As one of the largest and most complex joints in the human body, the knee is prone to injury and pain. "Knee pain can be a debilitating and frustrating experience," says ARC Orthopedist Matthew D. Driscoll, MD. "If you're struggling with knee pain, it's important to understand the causes and treatments available."
Getting the orthopedic help you need
An orthopedic surgeon or non-surgical orthopedic provider can understand the events leading up to your knee problem, carefully examine your knee, and order tests like x-ray or MRI to better understand what's going on. They'll work with you to come up with a plan to help get you back on track. ARC Orthopedists can identify and treat injuries to bones, muscles, joints, cartilage, tendons, and ligaments that make up the musculoskeletal system.
"If your knee pain is severe, persistent, or interferes with your daily activities, it's time to see an orthopedic doctor," says Dr. Driscoll.
Signs that you should see an orthopedic doctor:
- Your knee pain is severe and doesn't improve with rest or over-the-counter pain medication
- Your knee is swollen, red, or warm to the touch
- You are unable to bear weight on your affected leg
- You hear a popping sound at the time of injury
- You have a history of knee problems or injuries
Common causes of knee pain
Knee pain has many different causes, ranging from acute injuries to chronic conditions. Here are some of the most common causes of knee pain:
- ACL tear: The anterior cruciate ligament (ACL) is one of the four ligaments in the knee joint. An ACL tear is a common sports injury that occurs when the ligament is stretched or torn.
Symptoms: popping sound at the time of injury, swelling, instability, and difficulty walking.
- Tendon injury: The tendons in the knee joint can also become injured due to overuse or trauma. Tendonitis, or inflammation of the tendons, is a common source of knee pain.
Symptoms: pain, swelling, and stiffness in the affected area.

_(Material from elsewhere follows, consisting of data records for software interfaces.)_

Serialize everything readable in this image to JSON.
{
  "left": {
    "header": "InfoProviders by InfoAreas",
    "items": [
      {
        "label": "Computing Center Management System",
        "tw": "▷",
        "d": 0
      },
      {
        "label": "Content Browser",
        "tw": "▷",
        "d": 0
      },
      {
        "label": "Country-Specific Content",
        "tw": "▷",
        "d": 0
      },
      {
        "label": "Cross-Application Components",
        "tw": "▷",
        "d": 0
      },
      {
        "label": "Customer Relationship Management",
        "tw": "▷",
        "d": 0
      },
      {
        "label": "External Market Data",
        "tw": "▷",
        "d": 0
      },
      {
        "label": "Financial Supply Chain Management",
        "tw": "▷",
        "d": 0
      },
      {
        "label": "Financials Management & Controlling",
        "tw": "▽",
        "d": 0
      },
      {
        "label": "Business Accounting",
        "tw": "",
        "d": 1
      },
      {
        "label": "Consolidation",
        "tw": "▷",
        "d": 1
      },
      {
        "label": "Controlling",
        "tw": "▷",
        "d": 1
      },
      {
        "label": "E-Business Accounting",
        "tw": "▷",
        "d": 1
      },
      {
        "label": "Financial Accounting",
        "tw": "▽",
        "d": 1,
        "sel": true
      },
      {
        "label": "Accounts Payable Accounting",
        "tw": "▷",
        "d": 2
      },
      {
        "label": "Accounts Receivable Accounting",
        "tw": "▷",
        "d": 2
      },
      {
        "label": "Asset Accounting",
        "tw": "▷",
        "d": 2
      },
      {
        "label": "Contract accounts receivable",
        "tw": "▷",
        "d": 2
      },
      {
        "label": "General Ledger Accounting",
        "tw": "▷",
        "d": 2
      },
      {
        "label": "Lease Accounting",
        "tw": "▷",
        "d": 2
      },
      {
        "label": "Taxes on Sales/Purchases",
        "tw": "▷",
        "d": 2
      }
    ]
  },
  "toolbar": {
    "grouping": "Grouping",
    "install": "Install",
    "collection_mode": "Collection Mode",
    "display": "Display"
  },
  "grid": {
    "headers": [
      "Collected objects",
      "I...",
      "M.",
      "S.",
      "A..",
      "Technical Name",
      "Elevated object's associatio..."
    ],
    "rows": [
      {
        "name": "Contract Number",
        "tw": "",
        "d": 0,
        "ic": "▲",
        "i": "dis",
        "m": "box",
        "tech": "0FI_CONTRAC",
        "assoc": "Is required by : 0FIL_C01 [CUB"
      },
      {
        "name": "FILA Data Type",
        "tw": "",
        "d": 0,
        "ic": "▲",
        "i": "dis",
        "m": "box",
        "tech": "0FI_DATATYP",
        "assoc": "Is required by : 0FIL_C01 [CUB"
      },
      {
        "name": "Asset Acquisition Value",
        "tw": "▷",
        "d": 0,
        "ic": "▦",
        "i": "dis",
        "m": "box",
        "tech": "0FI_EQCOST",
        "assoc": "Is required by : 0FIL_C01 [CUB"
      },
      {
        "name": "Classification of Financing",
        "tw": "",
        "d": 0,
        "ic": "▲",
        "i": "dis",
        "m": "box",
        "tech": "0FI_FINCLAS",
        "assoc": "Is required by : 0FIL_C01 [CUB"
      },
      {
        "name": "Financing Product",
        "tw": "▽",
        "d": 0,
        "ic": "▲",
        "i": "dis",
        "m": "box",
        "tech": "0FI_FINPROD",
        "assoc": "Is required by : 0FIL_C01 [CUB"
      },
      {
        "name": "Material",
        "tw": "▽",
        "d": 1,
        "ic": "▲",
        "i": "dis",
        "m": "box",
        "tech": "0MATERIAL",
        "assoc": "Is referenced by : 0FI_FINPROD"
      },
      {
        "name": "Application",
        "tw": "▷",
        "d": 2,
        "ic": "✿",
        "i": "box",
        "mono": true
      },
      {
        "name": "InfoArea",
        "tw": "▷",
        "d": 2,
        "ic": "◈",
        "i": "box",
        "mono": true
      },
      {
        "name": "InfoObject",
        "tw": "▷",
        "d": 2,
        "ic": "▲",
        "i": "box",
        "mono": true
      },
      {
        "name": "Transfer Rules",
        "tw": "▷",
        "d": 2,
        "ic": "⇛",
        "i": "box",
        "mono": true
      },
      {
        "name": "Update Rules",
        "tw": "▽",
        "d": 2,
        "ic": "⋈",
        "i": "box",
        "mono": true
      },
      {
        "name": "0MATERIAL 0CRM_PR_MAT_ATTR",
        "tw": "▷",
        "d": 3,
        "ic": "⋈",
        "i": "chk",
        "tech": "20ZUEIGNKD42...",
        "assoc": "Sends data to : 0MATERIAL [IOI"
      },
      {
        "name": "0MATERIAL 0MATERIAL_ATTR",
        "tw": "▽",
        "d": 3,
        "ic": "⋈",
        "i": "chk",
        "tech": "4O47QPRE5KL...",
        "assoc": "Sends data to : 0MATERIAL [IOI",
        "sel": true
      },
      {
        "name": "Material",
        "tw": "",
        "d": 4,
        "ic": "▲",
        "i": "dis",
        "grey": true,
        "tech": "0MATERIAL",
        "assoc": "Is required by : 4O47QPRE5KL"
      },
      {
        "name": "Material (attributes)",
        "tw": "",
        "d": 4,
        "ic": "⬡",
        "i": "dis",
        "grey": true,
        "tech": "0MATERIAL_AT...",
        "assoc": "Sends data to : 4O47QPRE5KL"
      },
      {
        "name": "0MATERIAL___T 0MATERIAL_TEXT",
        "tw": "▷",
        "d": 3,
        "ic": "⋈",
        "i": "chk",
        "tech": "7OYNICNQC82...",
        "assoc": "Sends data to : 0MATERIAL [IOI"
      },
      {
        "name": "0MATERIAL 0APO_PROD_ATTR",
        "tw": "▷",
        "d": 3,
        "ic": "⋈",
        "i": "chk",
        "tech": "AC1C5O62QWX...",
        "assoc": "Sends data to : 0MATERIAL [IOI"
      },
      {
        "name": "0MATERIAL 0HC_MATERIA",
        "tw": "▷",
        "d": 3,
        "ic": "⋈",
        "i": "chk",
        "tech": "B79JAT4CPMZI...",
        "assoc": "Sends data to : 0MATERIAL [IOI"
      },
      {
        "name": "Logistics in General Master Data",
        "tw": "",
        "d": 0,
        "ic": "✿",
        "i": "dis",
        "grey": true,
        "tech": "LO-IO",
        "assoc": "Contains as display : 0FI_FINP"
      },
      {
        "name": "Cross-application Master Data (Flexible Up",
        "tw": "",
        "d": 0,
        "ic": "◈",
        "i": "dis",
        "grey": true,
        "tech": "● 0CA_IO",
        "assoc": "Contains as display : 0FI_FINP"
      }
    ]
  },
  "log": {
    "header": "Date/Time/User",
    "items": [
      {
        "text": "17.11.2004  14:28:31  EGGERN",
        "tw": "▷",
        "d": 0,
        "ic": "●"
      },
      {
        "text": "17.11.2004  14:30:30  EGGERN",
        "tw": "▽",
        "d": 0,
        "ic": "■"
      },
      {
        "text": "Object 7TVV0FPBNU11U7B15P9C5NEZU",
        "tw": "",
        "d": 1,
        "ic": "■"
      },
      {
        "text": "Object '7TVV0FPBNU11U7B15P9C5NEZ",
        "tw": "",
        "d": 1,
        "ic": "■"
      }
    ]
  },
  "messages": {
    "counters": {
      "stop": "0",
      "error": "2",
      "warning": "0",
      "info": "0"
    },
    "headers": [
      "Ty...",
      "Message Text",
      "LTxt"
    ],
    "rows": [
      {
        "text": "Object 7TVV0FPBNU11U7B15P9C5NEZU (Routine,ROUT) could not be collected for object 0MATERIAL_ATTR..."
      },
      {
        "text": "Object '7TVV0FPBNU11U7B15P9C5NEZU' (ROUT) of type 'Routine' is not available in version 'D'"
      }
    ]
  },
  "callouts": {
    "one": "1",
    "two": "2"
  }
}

- Arthritis: Osteoarthritis is a degenerative joint disease affecting any joint, including the knee. It is more common in older adults, characterized by the breakdown of cartilage in the joint.
Symptoms: pain, stiffness, and limited range of motion in the affected joint.
- Overuse: Activities that involve repetitive motion, such as running or jumping, can put a lot of stress on the knee joint. Over time, this can cause injuries such as bursitis, tendonitis, or patellofemoral pain syndrome.
Symptoms: pain, swelling, and tenderness in the affected area.
- Fractures: Fractures, or broken bones, can also cause knee pain. This can occur due to a fall or other trauma.
Symptoms: severe pain, swelling, and inability to bear weight on the affected leg.
How can I manage knee pain at home?
Mild to moderate knee pain can sometimes be treated at home. "For problems with a more gradual onset like arthritis or overuse injuries, it's okay to try treatments at home first like icing, rest, and over-the-counter pain relievers such as nonsteroidal anti-inflammatory drugs (NSAIDs) like ibuprofen or naproxen," says Dr. Driscoll. Knee pain can be a frustrating and debilitating experience, but you can take the necessary steps to alleviate your knee pain and get back to your daily activities. Don't let knee pain hold you back. Act today and seek the help you need to get back on your feet! Learn more about ARC Orthopedics.
ARC locations that include orthopedics services: